- [Your task] Read the material below and count the lines holding the string "Rules". Give that count with nothing added.

- [Information shown]
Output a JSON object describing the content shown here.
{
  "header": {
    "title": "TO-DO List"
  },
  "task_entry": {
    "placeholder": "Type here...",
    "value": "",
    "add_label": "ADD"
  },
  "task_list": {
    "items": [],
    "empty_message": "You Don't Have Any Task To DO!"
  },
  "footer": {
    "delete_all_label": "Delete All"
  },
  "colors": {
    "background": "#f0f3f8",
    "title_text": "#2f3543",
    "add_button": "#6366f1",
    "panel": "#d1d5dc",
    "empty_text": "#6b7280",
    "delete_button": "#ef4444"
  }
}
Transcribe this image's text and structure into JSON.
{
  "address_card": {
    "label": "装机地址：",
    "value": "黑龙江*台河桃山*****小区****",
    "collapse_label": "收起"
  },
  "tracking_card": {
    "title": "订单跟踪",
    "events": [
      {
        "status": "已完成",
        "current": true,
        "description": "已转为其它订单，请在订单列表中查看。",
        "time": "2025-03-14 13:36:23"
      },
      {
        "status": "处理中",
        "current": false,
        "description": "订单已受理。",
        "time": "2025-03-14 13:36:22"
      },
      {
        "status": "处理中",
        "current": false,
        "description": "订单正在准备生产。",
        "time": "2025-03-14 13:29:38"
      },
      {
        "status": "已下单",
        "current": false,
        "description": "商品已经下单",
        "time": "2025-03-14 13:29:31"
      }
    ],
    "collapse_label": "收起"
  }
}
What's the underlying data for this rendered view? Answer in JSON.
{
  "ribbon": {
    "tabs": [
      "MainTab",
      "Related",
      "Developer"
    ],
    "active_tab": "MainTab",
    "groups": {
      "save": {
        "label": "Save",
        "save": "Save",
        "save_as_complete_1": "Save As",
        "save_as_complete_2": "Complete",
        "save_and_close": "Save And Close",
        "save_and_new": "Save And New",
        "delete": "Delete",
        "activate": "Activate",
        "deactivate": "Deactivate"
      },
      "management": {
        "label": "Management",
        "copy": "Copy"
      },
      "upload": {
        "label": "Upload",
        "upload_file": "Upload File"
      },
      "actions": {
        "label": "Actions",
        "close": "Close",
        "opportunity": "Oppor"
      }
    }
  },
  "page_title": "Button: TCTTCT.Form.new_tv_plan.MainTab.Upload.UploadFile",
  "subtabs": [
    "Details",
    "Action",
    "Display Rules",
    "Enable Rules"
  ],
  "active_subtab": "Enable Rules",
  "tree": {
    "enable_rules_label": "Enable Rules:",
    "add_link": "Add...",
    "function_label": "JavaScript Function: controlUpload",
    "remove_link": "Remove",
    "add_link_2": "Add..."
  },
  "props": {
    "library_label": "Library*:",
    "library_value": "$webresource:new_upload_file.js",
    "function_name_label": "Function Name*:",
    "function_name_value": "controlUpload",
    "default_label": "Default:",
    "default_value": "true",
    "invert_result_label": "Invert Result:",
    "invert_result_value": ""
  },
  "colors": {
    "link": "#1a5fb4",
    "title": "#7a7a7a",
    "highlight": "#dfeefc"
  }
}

- [Solution for this problem] 4